Stored data entries
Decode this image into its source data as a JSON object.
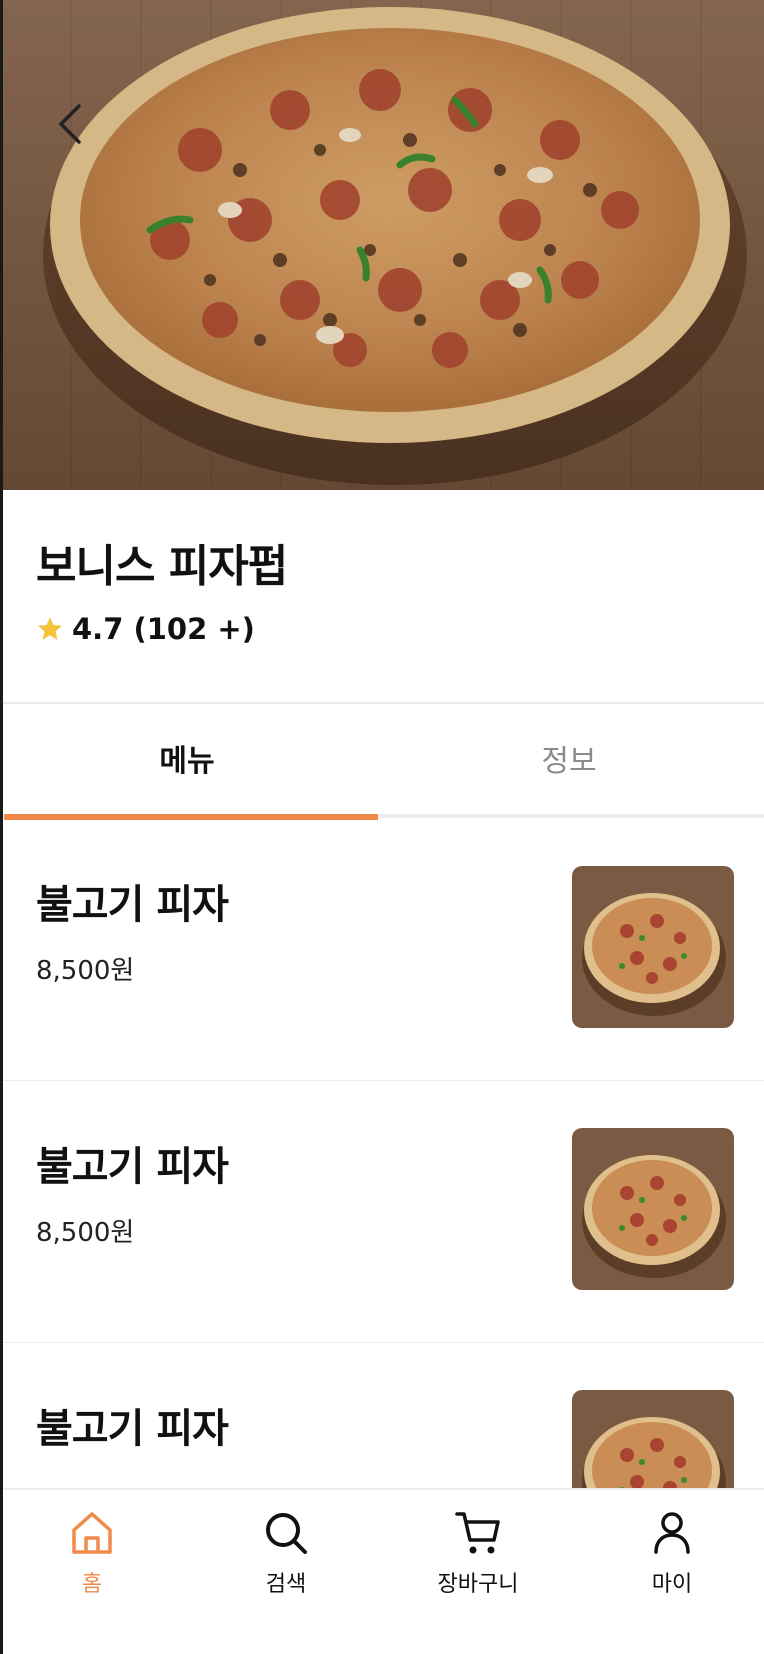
{
  "hero": {
    "image": "pizza-photo",
    "back_icon": "chevron-left-icon"
  },
  "store": {
    "name": "보니스 피자펍",
    "rating_text": "4.7 (102 +)",
    "rating_icon": "star-icon",
    "rating_color": "#F5C33B"
  },
  "tabs": [
    {
      "label": "메뉴",
      "active": true
    },
    {
      "label": "정보",
      "active": false
    }
  ],
  "menu_items": [
    {
      "name": "불고기 피자",
      "price": "8,500원",
      "image": "pizza-thumbnail"
    },
    {
      "name": "불고기 피자",
      "price": "8,500원",
      "image": "pizza-thumbnail"
    },
    {
      "name": "불고기 피자",
      "price": "",
      "image": "pizza-thumbnail"
    }
  ],
  "bottom_nav": [
    {
      "label": "홈",
      "icon": "home-icon",
      "active": true
    },
    {
      "label": "검색",
      "icon": "search-icon",
      "active": false
    },
    {
      "label": "장바구니",
      "icon": "cart-icon",
      "active": false
    },
    {
      "label": "마이",
      "icon": "user-icon",
      "active": false
    }
  ],
  "colors": {
    "accent": "#F08A4B",
    "inactive_tab": "#8B8B8B",
    "divider": "#ECECEC"
  }
}
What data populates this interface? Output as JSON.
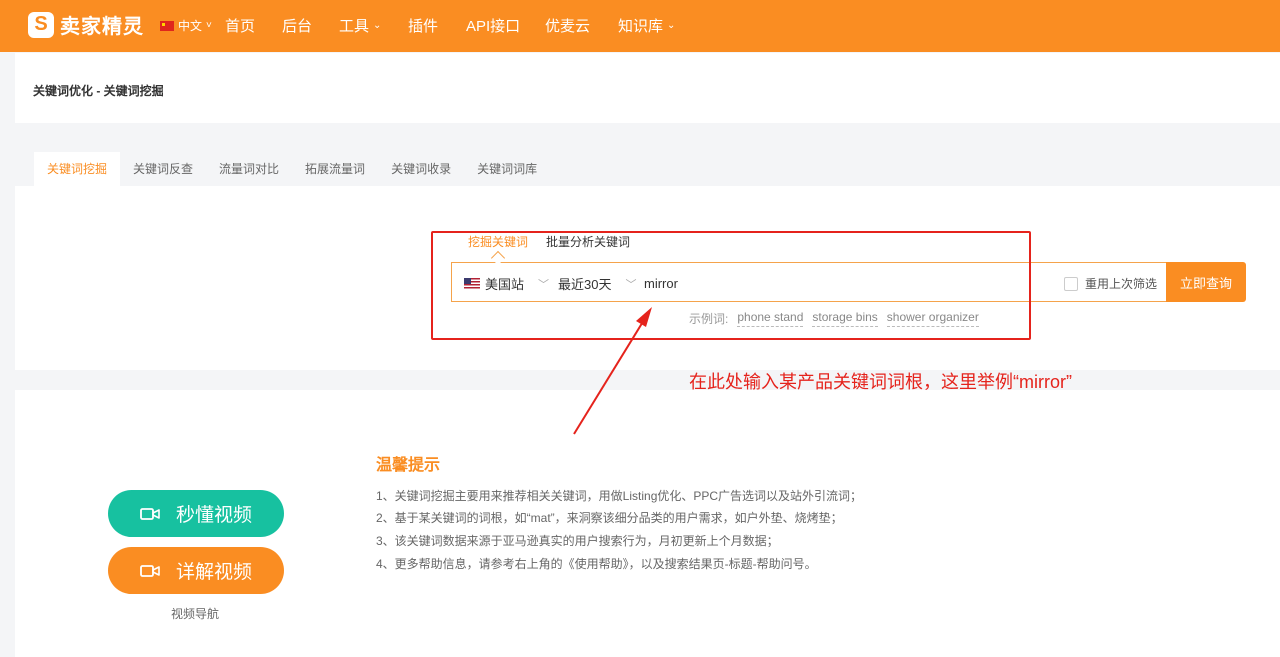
{
  "header": {
    "logo_text": "卖家精灵",
    "logo_mark": "S",
    "lang": "中文",
    "nav": [
      {
        "label": "首页",
        "dropdown": false
      },
      {
        "label": "后台",
        "dropdown": false
      },
      {
        "label": "工具",
        "dropdown": true
      },
      {
        "label": "插件",
        "dropdown": false
      },
      {
        "label": "API接口",
        "dropdown": false
      },
      {
        "label": "优麦云",
        "dropdown": false
      },
      {
        "label": "知识库",
        "dropdown": true
      }
    ]
  },
  "breadcrumb": "关键词优化 - 关键词挖掘",
  "tabs": [
    {
      "label": "关键词挖掘",
      "active": true
    },
    {
      "label": "关键词反查",
      "active": false
    },
    {
      "label": "流量词对比",
      "active": false
    },
    {
      "label": "拓展流量词",
      "active": false
    },
    {
      "label": "关键词收录",
      "active": false
    },
    {
      "label": "关键词词库",
      "active": false
    }
  ],
  "search": {
    "subtabs": [
      {
        "label": "挖掘关键词",
        "active": true
      },
      {
        "label": "批量分析关键词",
        "active": false
      }
    ],
    "site": "美国站",
    "range": "最近30天",
    "keyword_value": "mirror",
    "reuse_label": "重用上次筛选",
    "button": "立即查询",
    "examples_label": "示例词:",
    "examples": [
      "phone stand",
      "storage bins",
      "shower organizer"
    ]
  },
  "annotation": {
    "text": "在此处输入某产品关键词词根，这里举例“mirror”",
    "color": "#e5231c"
  },
  "video": {
    "quick": "秒懂视频",
    "detail": "详解视频",
    "nav_label": "视频导航"
  },
  "tips": {
    "title": "温馨提示",
    "items": [
      "1、关键词挖掘主要用来推荐相关关键词，用做Listing优化、PPC广告选词以及站外引流词；",
      "2、基于某关键词的词根，如“mat”，来洞察该细分品类的用户需求，如户外垫、烧烤垫；",
      "3、该关键词数据来源于亚马逊真实的用户搜索行为，月初更新上个月数据；",
      "4、更多帮助信息，请参考右上角的《使用帮助》，以及搜索结果页-标题-帮助问号。"
    ]
  },
  "colors": {
    "brand": "#fa8d22",
    "green": "#17c1a0",
    "annotation": "#e5231c"
  }
}
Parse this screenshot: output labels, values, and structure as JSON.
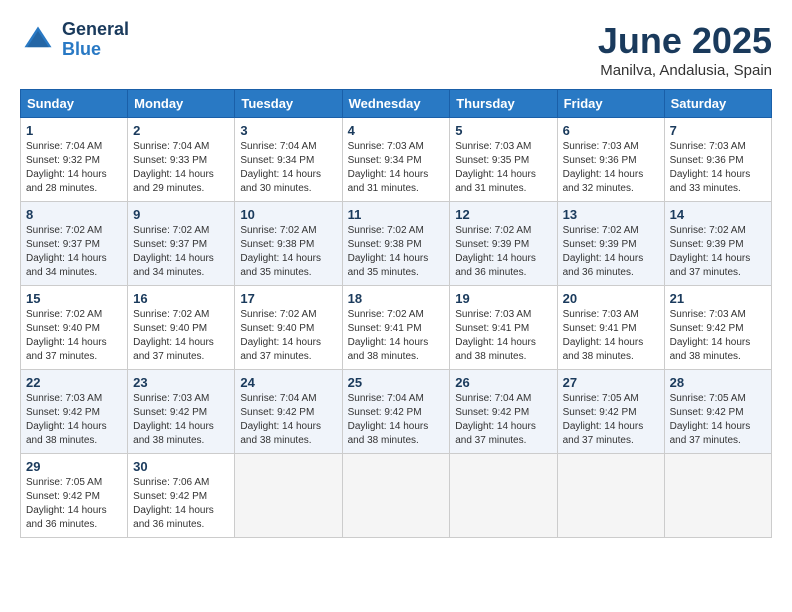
{
  "header": {
    "logo_line1": "General",
    "logo_line2": "Blue",
    "month_title": "June 2025",
    "subtitle": "Manilva, Andalusia, Spain"
  },
  "weekdays": [
    "Sunday",
    "Monday",
    "Tuesday",
    "Wednesday",
    "Thursday",
    "Friday",
    "Saturday"
  ],
  "weeks": [
    [
      {
        "day": "1",
        "sunrise": "7:04 AM",
        "sunset": "9:32 PM",
        "daylight": "14 hours and 28 minutes."
      },
      {
        "day": "2",
        "sunrise": "7:04 AM",
        "sunset": "9:33 PM",
        "daylight": "14 hours and 29 minutes."
      },
      {
        "day": "3",
        "sunrise": "7:04 AM",
        "sunset": "9:34 PM",
        "daylight": "14 hours and 30 minutes."
      },
      {
        "day": "4",
        "sunrise": "7:03 AM",
        "sunset": "9:34 PM",
        "daylight": "14 hours and 31 minutes."
      },
      {
        "day": "5",
        "sunrise": "7:03 AM",
        "sunset": "9:35 PM",
        "daylight": "14 hours and 31 minutes."
      },
      {
        "day": "6",
        "sunrise": "7:03 AM",
        "sunset": "9:36 PM",
        "daylight": "14 hours and 32 minutes."
      },
      {
        "day": "7",
        "sunrise": "7:03 AM",
        "sunset": "9:36 PM",
        "daylight": "14 hours and 33 minutes."
      }
    ],
    [
      {
        "day": "8",
        "sunrise": "7:02 AM",
        "sunset": "9:37 PM",
        "daylight": "14 hours and 34 minutes."
      },
      {
        "day": "9",
        "sunrise": "7:02 AM",
        "sunset": "9:37 PM",
        "daylight": "14 hours and 34 minutes."
      },
      {
        "day": "10",
        "sunrise": "7:02 AM",
        "sunset": "9:38 PM",
        "daylight": "14 hours and 35 minutes."
      },
      {
        "day": "11",
        "sunrise": "7:02 AM",
        "sunset": "9:38 PM",
        "daylight": "14 hours and 35 minutes."
      },
      {
        "day": "12",
        "sunrise": "7:02 AM",
        "sunset": "9:39 PM",
        "daylight": "14 hours and 36 minutes."
      },
      {
        "day": "13",
        "sunrise": "7:02 AM",
        "sunset": "9:39 PM",
        "daylight": "14 hours and 36 minutes."
      },
      {
        "day": "14",
        "sunrise": "7:02 AM",
        "sunset": "9:39 PM",
        "daylight": "14 hours and 37 minutes."
      }
    ],
    [
      {
        "day": "15",
        "sunrise": "7:02 AM",
        "sunset": "9:40 PM",
        "daylight": "14 hours and 37 minutes."
      },
      {
        "day": "16",
        "sunrise": "7:02 AM",
        "sunset": "9:40 PM",
        "daylight": "14 hours and 37 minutes."
      },
      {
        "day": "17",
        "sunrise": "7:02 AM",
        "sunset": "9:40 PM",
        "daylight": "14 hours and 37 minutes."
      },
      {
        "day": "18",
        "sunrise": "7:02 AM",
        "sunset": "9:41 PM",
        "daylight": "14 hours and 38 minutes."
      },
      {
        "day": "19",
        "sunrise": "7:03 AM",
        "sunset": "9:41 PM",
        "daylight": "14 hours and 38 minutes."
      },
      {
        "day": "20",
        "sunrise": "7:03 AM",
        "sunset": "9:41 PM",
        "daylight": "14 hours and 38 minutes."
      },
      {
        "day": "21",
        "sunrise": "7:03 AM",
        "sunset": "9:42 PM",
        "daylight": "14 hours and 38 minutes."
      }
    ],
    [
      {
        "day": "22",
        "sunrise": "7:03 AM",
        "sunset": "9:42 PM",
        "daylight": "14 hours and 38 minutes."
      },
      {
        "day": "23",
        "sunrise": "7:03 AM",
        "sunset": "9:42 PM",
        "daylight": "14 hours and 38 minutes."
      },
      {
        "day": "24",
        "sunrise": "7:04 AM",
        "sunset": "9:42 PM",
        "daylight": "14 hours and 38 minutes."
      },
      {
        "day": "25",
        "sunrise": "7:04 AM",
        "sunset": "9:42 PM",
        "daylight": "14 hours and 38 minutes."
      },
      {
        "day": "26",
        "sunrise": "7:04 AM",
        "sunset": "9:42 PM",
        "daylight": "14 hours and 37 minutes."
      },
      {
        "day": "27",
        "sunrise": "7:05 AM",
        "sunset": "9:42 PM",
        "daylight": "14 hours and 37 minutes."
      },
      {
        "day": "28",
        "sunrise": "7:05 AM",
        "sunset": "9:42 PM",
        "daylight": "14 hours and 37 minutes."
      }
    ],
    [
      {
        "day": "29",
        "sunrise": "7:05 AM",
        "sunset": "9:42 PM",
        "daylight": "14 hours and 36 minutes."
      },
      {
        "day": "30",
        "sunrise": "7:06 AM",
        "sunset": "9:42 PM",
        "daylight": "14 hours and 36 minutes."
      },
      null,
      null,
      null,
      null,
      null
    ]
  ]
}
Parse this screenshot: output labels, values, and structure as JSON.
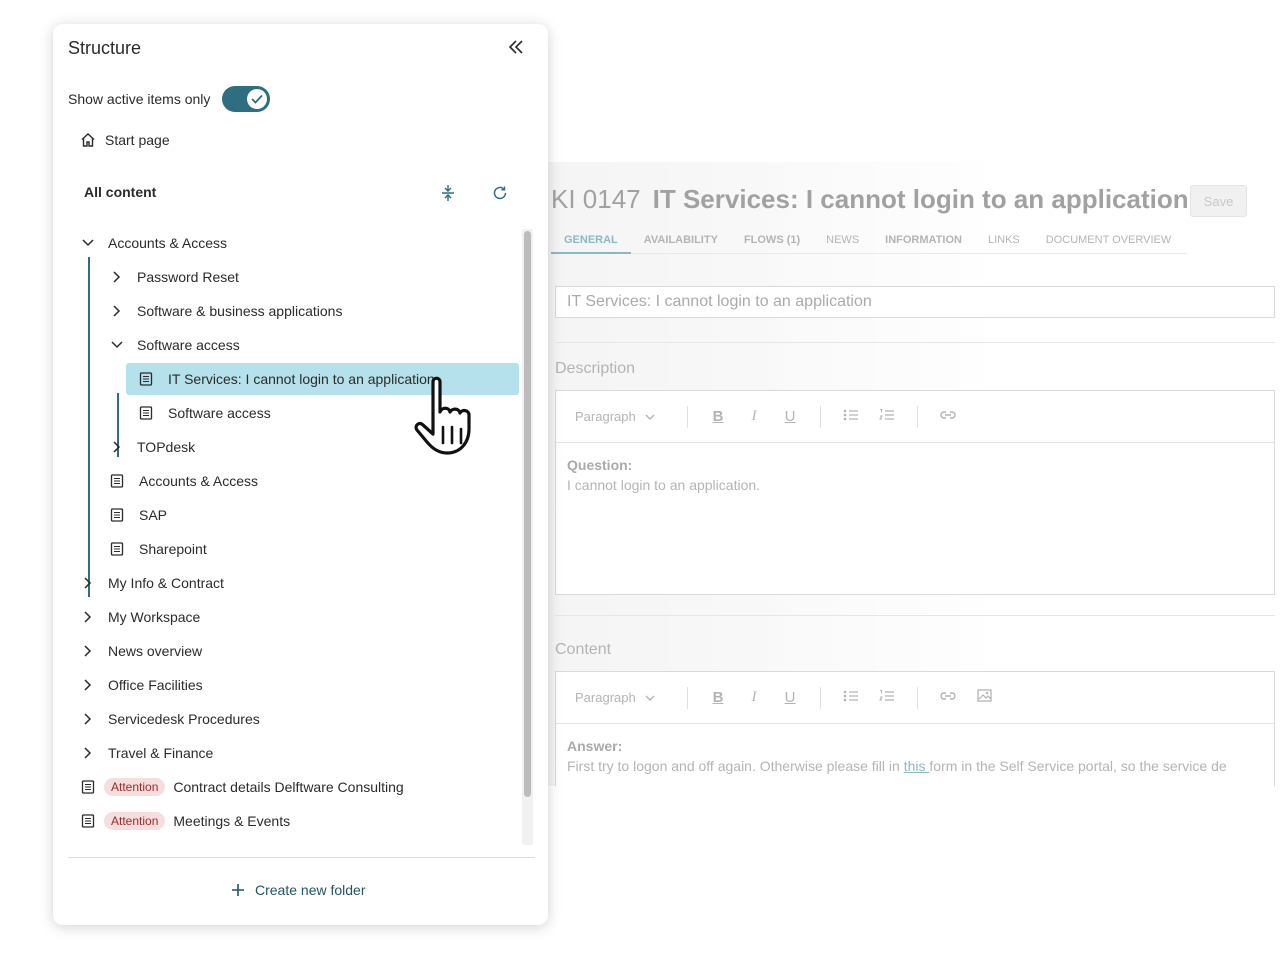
{
  "editor": {
    "id": "KI 0147",
    "title": "IT Services: I cannot login to an application",
    "save_label": "Save",
    "tabs": [
      "GENERAL",
      "AVAILABILITY",
      "FLOWS (1)",
      "NEWS",
      "INFORMATION",
      "LINKS",
      "DOCUMENT OVERVIEW"
    ],
    "title_field_value": "IT Services: I cannot login to an application",
    "description_label": "Description",
    "content_label": "Content",
    "toolbar_style": "Paragraph",
    "description_heading": "Question:",
    "description_text": "I cannot login to an application.",
    "content_heading": "Answer:",
    "content_text_before": "First try to logon and off again. Otherwise please fill in ",
    "content_link": "this ",
    "content_text_after": "form in the Self Service portal, so the service de"
  },
  "panel": {
    "title": "Structure",
    "toggle_label": "Show active items only",
    "toggle_on": true,
    "start_page": "Start page",
    "all_content": "All content",
    "create_folder": "Create new folder",
    "accent_color": "#2e6e80",
    "selected_color": "#b4e1ec"
  },
  "tree": [
    {
      "label": "Accounts & Access",
      "kind": "folder",
      "expanded": true
    },
    {
      "label": "Password Reset",
      "kind": "folder",
      "expanded": false
    },
    {
      "label": "Software & business applications",
      "kind": "folder",
      "expanded": false
    },
    {
      "label": "Software access",
      "kind": "folder",
      "expanded": true
    },
    {
      "label": "IT Services: I cannot login to an application",
      "kind": "document",
      "selected": true
    },
    {
      "label": "Software access",
      "kind": "document"
    },
    {
      "label": "TOPdesk",
      "kind": "folder",
      "expanded": false
    },
    {
      "label": "Accounts & Access",
      "kind": "document"
    },
    {
      "label": "SAP",
      "kind": "document"
    },
    {
      "label": "Sharepoint",
      "kind": "document"
    },
    {
      "label": "My Info & Contract",
      "kind": "folder",
      "expanded": false
    },
    {
      "label": "My Workspace",
      "kind": "folder",
      "expanded": false
    },
    {
      "label": "News overview",
      "kind": "folder",
      "expanded": false
    },
    {
      "label": "Office Facilities",
      "kind": "folder",
      "expanded": false
    },
    {
      "label": "Servicedesk Procedures",
      "kind": "folder",
      "expanded": false
    },
    {
      "label": "Travel & Finance",
      "kind": "folder",
      "expanded": false
    },
    {
      "label": "Contract details Delftware Consulting",
      "kind": "document",
      "badge": "Attention"
    },
    {
      "label": "Meetings & Events",
      "kind": "document",
      "badge": "Attention"
    }
  ]
}
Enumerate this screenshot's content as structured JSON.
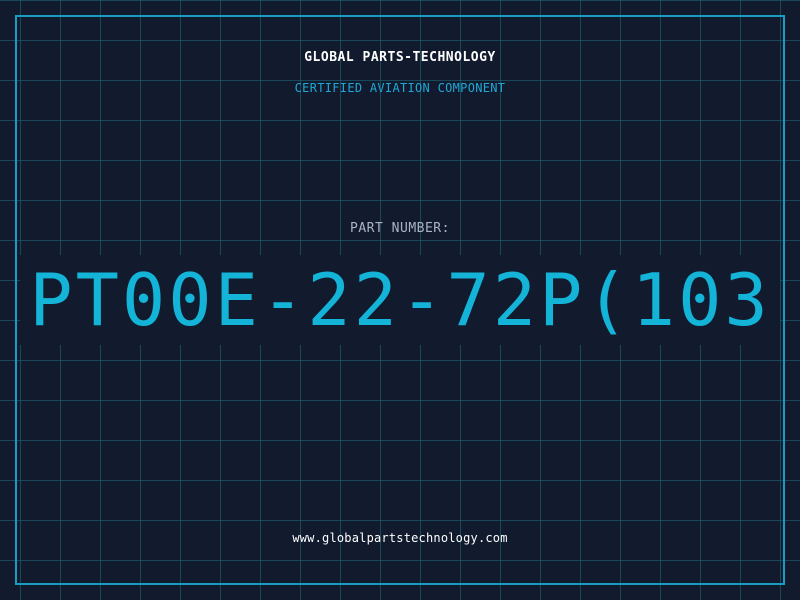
{
  "header": {
    "company": "GLOBAL PARTS-TECHNOLOGY",
    "tagline": "CERTIFIED AVIATION COMPONENT"
  },
  "part": {
    "label": "PART NUMBER:",
    "value": "PT00E-22-72P(103"
  },
  "footer": {
    "website": "www.globalpartstechnology.com"
  },
  "colors": {
    "background": "#121a2e",
    "grid": "#1e6e82",
    "frame": "#1b9dc2",
    "accent": "#13b4d8",
    "label": "#aab4c4",
    "text": "#ffffff"
  }
}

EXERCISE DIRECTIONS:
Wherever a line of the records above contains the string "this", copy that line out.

TASK RESPONSE:
Decode this image into its source data as a JSON object.
What data populates this interface? Output as JSON.
Parse this screenshot: output labels, values, and structure as JSON.
Parse this screenshot: output labels, values, and structure as JSON.
    "content_link": "this ",
Enumerate this screenshot's content as structured JSON.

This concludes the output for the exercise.